The European Union (EU) has just released a whitepaper entitled, “On Artificial Intelligence – A European approach to excellence and trust”, which seeks to give direction with regards to artificial intelligence regulation.
Artificial Intelligence is developing fast. It will change our lives by improving healthcare (e.g. making diagnosis more precise, enabling better prevention of diseases), increasing the efficiency of farming, contributing to climate change mitigation and adaptation, improving the efficiency of production systems through predictive maintenance, increasing the security of people, and in many other ways that we can only begin to imagine. At the same time, Artificial Intelligence (AI) entails a number of potential risks, such as opaque decision-making, gender-based or other kinds of discrimination, intrusion in our private lives or being used for criminal purposes.
Against a background of fierce global competition, a solid approach is needed, building on the European strategy for AI presented in April 2018. To address the opportunities and challenges of AI, we must act as one and define our own way, based on human values, to promote the development and deployment of AI.
The Commission is committed to enabling scientific breakthrough, to preserving the EU’s technological leadership and to ensuring that new technologies are at the service of all Europeans – improving their lives while respecting their rights.
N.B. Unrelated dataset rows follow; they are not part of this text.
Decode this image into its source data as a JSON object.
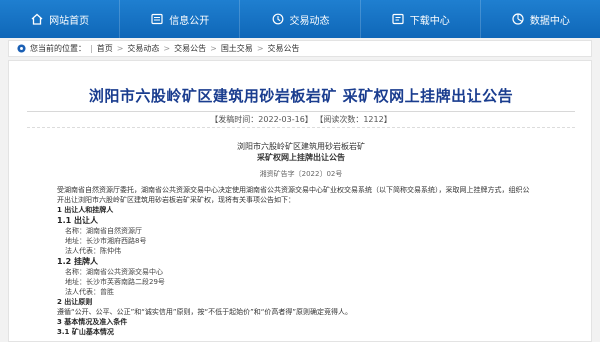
{
  "nav": [
    {
      "label": "网站首页",
      "icon": "home-icon",
      "name": "nav-home"
    },
    {
      "label": "信息公开",
      "icon": "info-icon",
      "name": "nav-info"
    },
    {
      "label": "交易动态",
      "icon": "trade-icon",
      "name": "nav-trade"
    },
    {
      "label": "下载中心",
      "icon": "download-icon",
      "name": "nav-download"
    },
    {
      "label": "数据中心",
      "icon": "data-icon",
      "name": "nav-data"
    }
  ],
  "breadcrumb": {
    "prefix": "您当前的位置：",
    "items": [
      "首页",
      "交易动态",
      "交易公告",
      "国土交易",
      "交易公告"
    ]
  },
  "article": {
    "title": "浏阳市六股岭矿区建筑用砂岩板岩矿 采矿权网上挂牌出让公告",
    "meta": "【发稿时间：2022-03-16】 【阅读次数：1212】",
    "head_line1": "浏阳市六股岭矿区建筑用砂岩板岩矿",
    "head_line2": "采矿权网上挂牌出让公告",
    "doc_no": "湘资矿告字〔2022〕02号",
    "intro_line1": "受湖南省自然资源厅委托，湖南省公共资源交易中心决定使用湖南省公共资源交易中心矿业权交易系统（以下简称交易系统），采取网上挂牌方式，组织公",
    "intro_line2": "开出让浏阳市六股岭矿区建筑用砂岩板岩矿采矿权，现将有关事项公告如下：",
    "s1": "1  出让人和挂牌人",
    "s11": "1.1  出让人",
    "s11_name": "名称：湖南省自然资源厅",
    "s11_addr": "地址：长沙市湘府西路8号",
    "s11_rep": "法人代表：陈仲伟",
    "s12": "1.2  挂牌人",
    "s12_name": "名称：湖南省公共资源交易中心",
    "s12_addr": "地址：长沙市芙蓉南路二段29号",
    "s12_rep": "法人代表：曾胜",
    "s2": "2  出让原则",
    "s2_text": "遵循“公开、公平、公正”和“诚实信用”原则，按“不低于起始价”和“价高者得”原则确定竞得人。",
    "s3": "3  基本情况及准入条件",
    "s31": "3.1  矿山基本情况"
  }
}
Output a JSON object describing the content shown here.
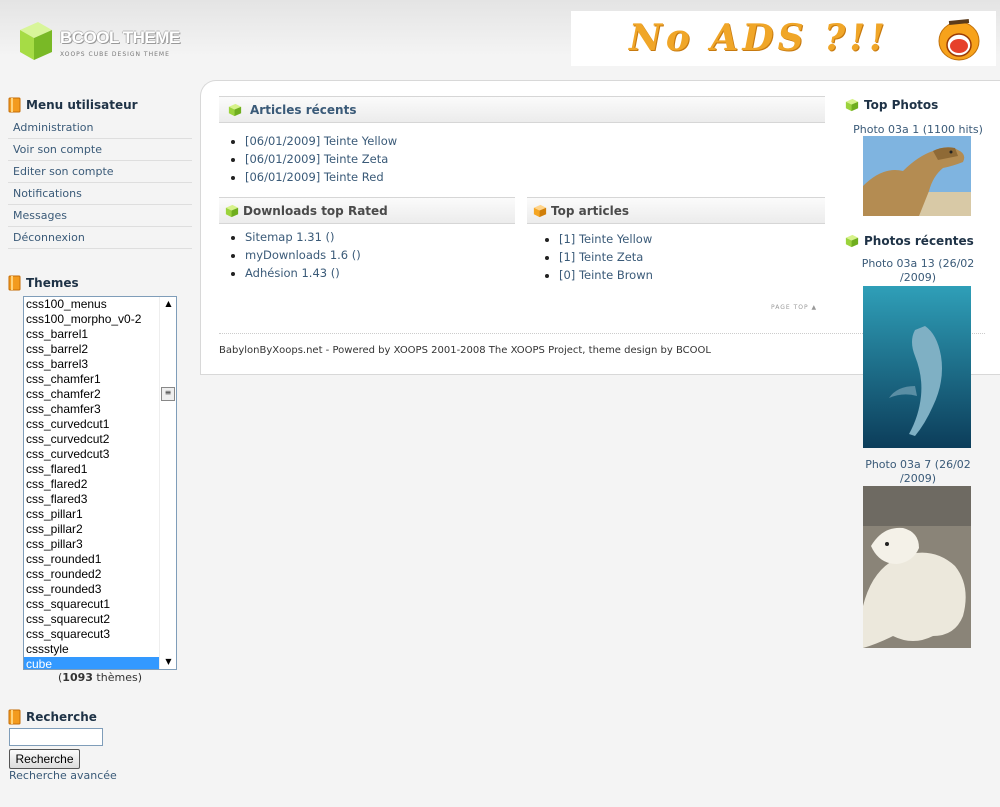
{
  "header": {
    "logo_name": "BCOOL THEME",
    "logo_tagline": "XOOPS CUBE DESIGN THEME",
    "banner_text": "No ADS ?!!"
  },
  "user_menu": {
    "title": "Menu utilisateur",
    "items": [
      "Administration",
      "Voir son compte",
      "Editer son compte",
      "Notifications",
      "Messages",
      "Déconnexion"
    ]
  },
  "themes": {
    "title": "Themes",
    "options": [
      "css100_menus",
      "css100_morpho_v0-2",
      "css_barrel1",
      "css_barrel2",
      "css_barrel3",
      "css_chamfer1",
      "css_chamfer2",
      "css_chamfer3",
      "css_curvedcut1",
      "css_curvedcut2",
      "css_curvedcut3",
      "css_flared1",
      "css_flared2",
      "css_flared3",
      "css_pillar1",
      "css_pillar2",
      "css_pillar3",
      "css_rounded1",
      "css_rounded2",
      "css_rounded3",
      "css_squarecut1",
      "css_squarecut2",
      "css_squarecut3",
      "cssstyle",
      "cube"
    ],
    "selected": "cube",
    "count_number": "1093",
    "count_suffix": "thèmes"
  },
  "search": {
    "title": "Recherche",
    "value": "",
    "button_label": "Recherche",
    "advanced_label": "Recherche avancée"
  },
  "recent_articles": {
    "title": "Articles récents",
    "items": [
      "[06/01/2009] Teinte Yellow",
      "[06/01/2009] Teinte Zeta",
      "[06/01/2009] Teinte Red"
    ]
  },
  "downloads_top": {
    "title": "Downloads top Rated",
    "items": [
      "Sitemap 1.31 ()",
      "myDownloads 1.6 ()",
      "Adhésion 1.43 ()"
    ]
  },
  "top_articles": {
    "title": "Top articles",
    "items": [
      "[1] Teinte Yellow",
      "[1] Teinte Zeta",
      "[0] Teinte Brown"
    ]
  },
  "page_top": "PAGE TOP",
  "footer": "BabylonByXoops.net - Powered by XOOPS 2001-2008 The XOOPS Project, theme design by BCOOL",
  "top_photos": {
    "title": "Top Photos",
    "caption": "Photo 03a 1 (1100 hits)"
  },
  "recent_photos": {
    "title": "Photos récentes",
    "items": [
      {
        "caption_line1": "Photo 03a 13 (26/02",
        "caption_line2": "/2009)"
      },
      {
        "caption_line1": "Photo 03a 7 (26/02",
        "caption_line2": "/2009)"
      }
    ]
  },
  "colors": {
    "link": "#3a5a78",
    "block_title": "#1e3246",
    "selected_option": "#3399ff",
    "icon_green": "#9bd33c",
    "icon_orange": "#f5a623"
  }
}
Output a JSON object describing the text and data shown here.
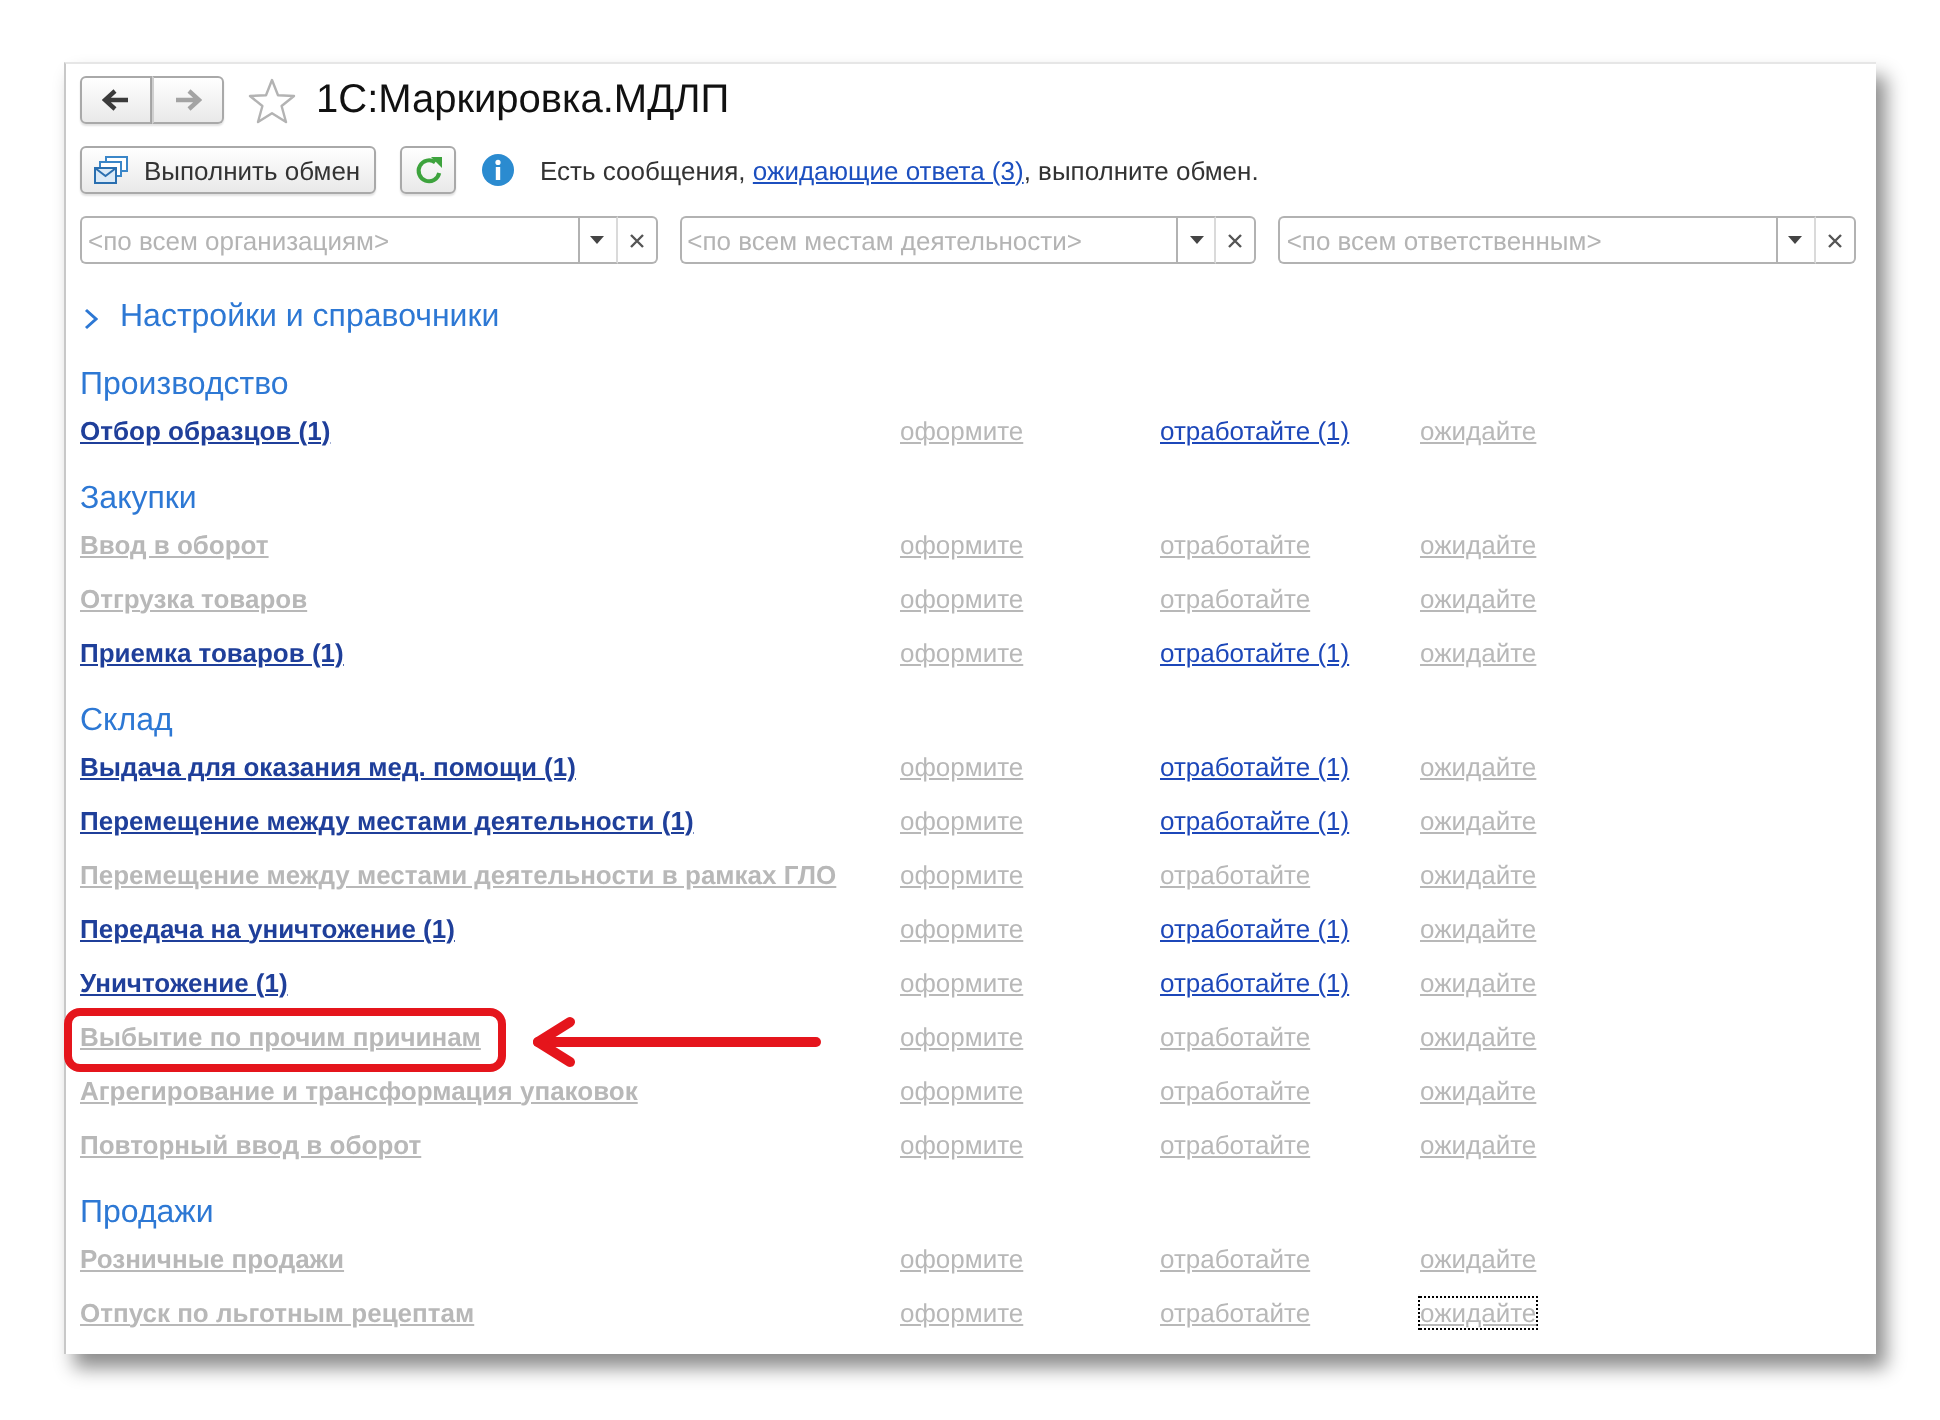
{
  "nav": {
    "back": {
      "disabled": false
    },
    "forward": {
      "disabled": true
    },
    "favorite": false,
    "title": "1С:Маркировка.МДЛП"
  },
  "exchange": {
    "button": "Выполнить обмен",
    "message": {
      "before": "Есть сообщения,",
      "link": "ожидающие ответа (3)",
      "after": ", выполните обмен."
    }
  },
  "filters": [
    {
      "placeholder": "<по всем организациям>"
    },
    {
      "placeholder": "<по всем местам деятельности>"
    },
    {
      "placeholder": "<по всем ответственным>"
    }
  ],
  "settings": {
    "label": "Настройки и справочники",
    "expanded": false
  },
  "sections": [
    {
      "title": "Производство",
      "items": [
        {
          "label": "Отбор образцов (1)",
          "active": true,
          "highlighted": false,
          "actions": [
            {
              "label": "оформите",
              "active": false,
              "focused": false
            },
            {
              "label": "отработайте (1)",
              "active": true,
              "focused": false
            },
            {
              "label": "ожидайте",
              "active": false,
              "focused": false
            }
          ]
        }
      ]
    },
    {
      "title": "Закупки",
      "items": [
        {
          "label": "Ввод в оборот",
          "active": false,
          "highlighted": false,
          "actions": [
            {
              "label": "оформите",
              "active": false,
              "focused": false
            },
            {
              "label": "отработайте",
              "active": false,
              "focused": false
            },
            {
              "label": "ожидайте",
              "active": false,
              "focused": false
            }
          ]
        },
        {
          "label": "Отгрузка товаров",
          "active": false,
          "highlighted": false,
          "actions": [
            {
              "label": "оформите",
              "active": false,
              "focused": false
            },
            {
              "label": "отработайте",
              "active": false,
              "focused": false
            },
            {
              "label": "ожидайте",
              "active": false,
              "focused": false
            }
          ]
        },
        {
          "label": "Приемка товаров (1)",
          "active": true,
          "highlighted": false,
          "actions": [
            {
              "label": "оформите",
              "active": false,
              "focused": false
            },
            {
              "label": "отработайте (1)",
              "active": true,
              "focused": false
            },
            {
              "label": "ожидайте",
              "active": false,
              "focused": false
            }
          ]
        }
      ]
    },
    {
      "title": "Склад",
      "items": [
        {
          "label": "Выдача для оказания мед. помощи (1)",
          "active": true,
          "highlighted": false,
          "actions": [
            {
              "label": "оформите",
              "active": false,
              "focused": false
            },
            {
              "label": "отработайте (1)",
              "active": true,
              "focused": false
            },
            {
              "label": "ожидайте",
              "active": false,
              "focused": false
            }
          ]
        },
        {
          "label": "Перемещение между местами деятельности (1)",
          "active": true,
          "highlighted": false,
          "actions": [
            {
              "label": "оформите",
              "active": false,
              "focused": false
            },
            {
              "label": "отработайте (1)",
              "active": true,
              "focused": false
            },
            {
              "label": "ожидайте",
              "active": false,
              "focused": false
            }
          ]
        },
        {
          "label": "Перемещение между местами деятельности в рамках ГЛО",
          "active": false,
          "highlighted": false,
          "actions": [
            {
              "label": "оформите",
              "active": false,
              "focused": false
            },
            {
              "label": "отработайте",
              "active": false,
              "focused": false
            },
            {
              "label": "ожидайте",
              "active": false,
              "focused": false
            }
          ]
        },
        {
          "label": "Передача на уничтожение (1)",
          "active": true,
          "highlighted": false,
          "actions": [
            {
              "label": "оформите",
              "active": false,
              "focused": false
            },
            {
              "label": "отработайте (1)",
              "active": true,
              "focused": false
            },
            {
              "label": "ожидайте",
              "active": false,
              "focused": false
            }
          ]
        },
        {
          "label": "Уничтожение (1)",
          "active": true,
          "highlighted": false,
          "actions": [
            {
              "label": "оформите",
              "active": false,
              "focused": false
            },
            {
              "label": "отработайте (1)",
              "active": true,
              "focused": false
            },
            {
              "label": "ожидайте",
              "active": false,
              "focused": false
            }
          ]
        },
        {
          "label": "Выбытие по прочим причинам",
          "active": false,
          "highlighted": true,
          "actions": [
            {
              "label": "оформите",
              "active": false,
              "focused": false
            },
            {
              "label": "отработайте",
              "active": false,
              "focused": false
            },
            {
              "label": "ожидайте",
              "active": false,
              "focused": false
            }
          ]
        },
        {
          "label": "Агрегирование и трансформация упаковок",
          "active": false,
          "highlighted": false,
          "actions": [
            {
              "label": "оформите",
              "active": false,
              "focused": false
            },
            {
              "label": "отработайте",
              "active": false,
              "focused": false
            },
            {
              "label": "ожидайте",
              "active": false,
              "focused": false
            }
          ]
        },
        {
          "label": "Повторный ввод в оборот",
          "active": false,
          "highlighted": false,
          "actions": [
            {
              "label": "оформите",
              "active": false,
              "focused": false
            },
            {
              "label": "отработайте",
              "active": false,
              "focused": false
            },
            {
              "label": "ожидайте",
              "active": false,
              "focused": false
            }
          ]
        }
      ]
    },
    {
      "title": "Продажи",
      "items": [
        {
          "label": "Розничные продажи",
          "active": false,
          "highlighted": false,
          "actions": [
            {
              "label": "оформите",
              "active": false,
              "focused": false
            },
            {
              "label": "отработайте",
              "active": false,
              "focused": false
            },
            {
              "label": "ожидайте",
              "active": false,
              "focused": false
            }
          ]
        },
        {
          "label": "Отпуск по льготным рецептам",
          "active": false,
          "highlighted": false,
          "actions": [
            {
              "label": "оформите",
              "active": false,
              "focused": false
            },
            {
              "label": "отработайте",
              "active": false,
              "focused": false
            },
            {
              "label": "ожидайте",
              "active": false,
              "focused": true
            }
          ]
        }
      ]
    }
  ]
}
Commission President Ursula von der Leyen announced in her political Guidelines a coordinated European approach on the human and ethical implications of AI as well as a reflection on the better use of big data for innovation.
Thus, the Commission supports a regulatory and investment oriented approach with the twin objective of promoting the uptake of AI and of addressing the risks associated with certain uses of this new technology. The purpose of this White Paper is to set out policy options on how to achieve these objectives. It does not address +the development and use of AI for military purposes.The Commission invites Member States, other European institutions, and all stakeholders, including industry, social partners, civil society organisations, researchers, the public in general and any interested party, to react to the options below and to contribute to the Commission’s future decision-making in this domain.